**Given information**
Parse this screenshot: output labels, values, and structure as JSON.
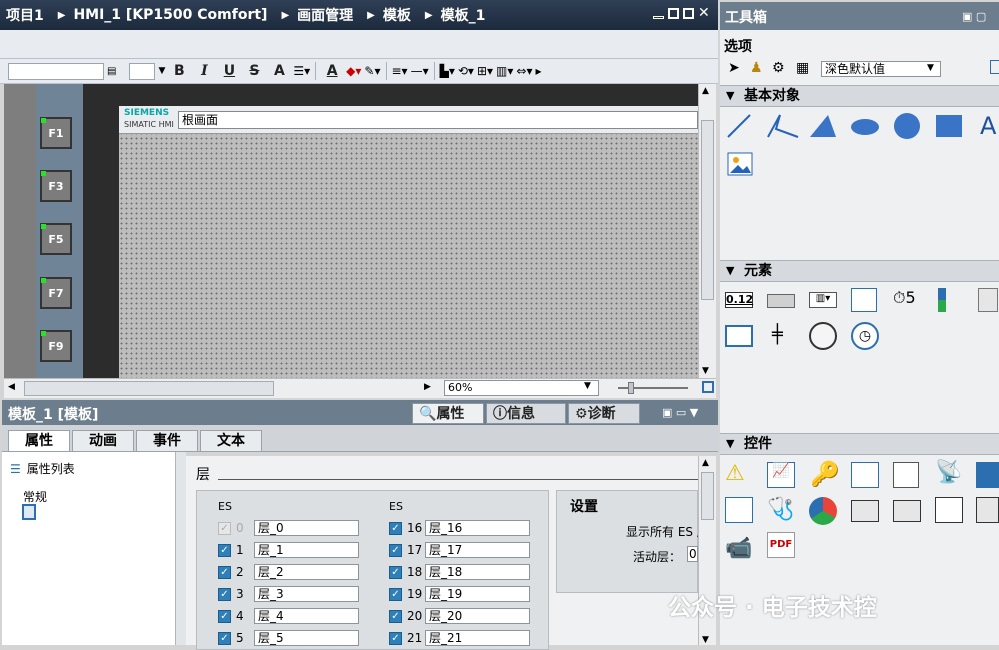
{
  "title_bar": {
    "crumbs": [
      "项目1",
      "HMI_1 [KP1500 Comfort]",
      "画面管理",
      "模板",
      "模板_1"
    ]
  },
  "toolbar": {
    "bold": "B",
    "italic": "I",
    "underline": "U",
    "strike": "S",
    "fontsize_a": "A",
    "fill_a": "A"
  },
  "function_keys": [
    "F1",
    "F3",
    "F5",
    "F7",
    "F9"
  ],
  "canvas": {
    "brand_line1": "SIEMENS",
    "brand_line2": "SIMATIC HMI",
    "screen_title": "根画面"
  },
  "zoom": {
    "value": "60%"
  },
  "properties": {
    "header": "模板_1 [模板]",
    "tabs": [
      "属性",
      "信息",
      "诊断"
    ],
    "subtabs": [
      "属性",
      "动画",
      "事件",
      "文本"
    ],
    "left_list": {
      "heading": "属性列表",
      "items": [
        "常规"
      ]
    },
    "section_title": "层",
    "es_left": "ES",
    "es_right": "ES",
    "layers_left": [
      {
        "num": "0",
        "name": "层_0"
      },
      {
        "num": "1",
        "name": "层_1"
      },
      {
        "num": "2",
        "name": "层_2"
      },
      {
        "num": "3",
        "name": "层_3"
      },
      {
        "num": "4",
        "name": "层_4"
      },
      {
        "num": "5",
        "name": "层_5"
      }
    ],
    "layers_right": [
      {
        "num": "16",
        "name": "层_16"
      },
      {
        "num": "17",
        "name": "层_17"
      },
      {
        "num": "18",
        "name": "层_18"
      },
      {
        "num": "19",
        "name": "层_19"
      },
      {
        "num": "20",
        "name": "层_20"
      },
      {
        "num": "21",
        "name": "层_21"
      }
    ],
    "settings": {
      "title": "设置",
      "show_all": "显示所有 ES 层",
      "active_layer": "活动层：",
      "active_value": "0"
    }
  },
  "toolbox": {
    "title": "工具箱",
    "options_label": "选项",
    "style_select": "深色默认值",
    "sections": [
      "基本对象",
      "元素",
      "控件"
    ],
    "io_text": "0.12",
    "clock_num": "5",
    "pdf": "PDF",
    "text_tool": "A"
  },
  "watermark": "公众号 · 电子技术控"
}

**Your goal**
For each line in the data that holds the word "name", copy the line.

**Reply**
        "name": "层_0"
        "name": "层_1"
        "name": "层_2"
        "name": "层_3"
        "name": "层_4"
        "name": "层_5"
        "name": "层_16"
        "name": "层_17"
        "name": "层_18"
        "name": "层_19"
        "name": "层_20"
        "name": "层_21"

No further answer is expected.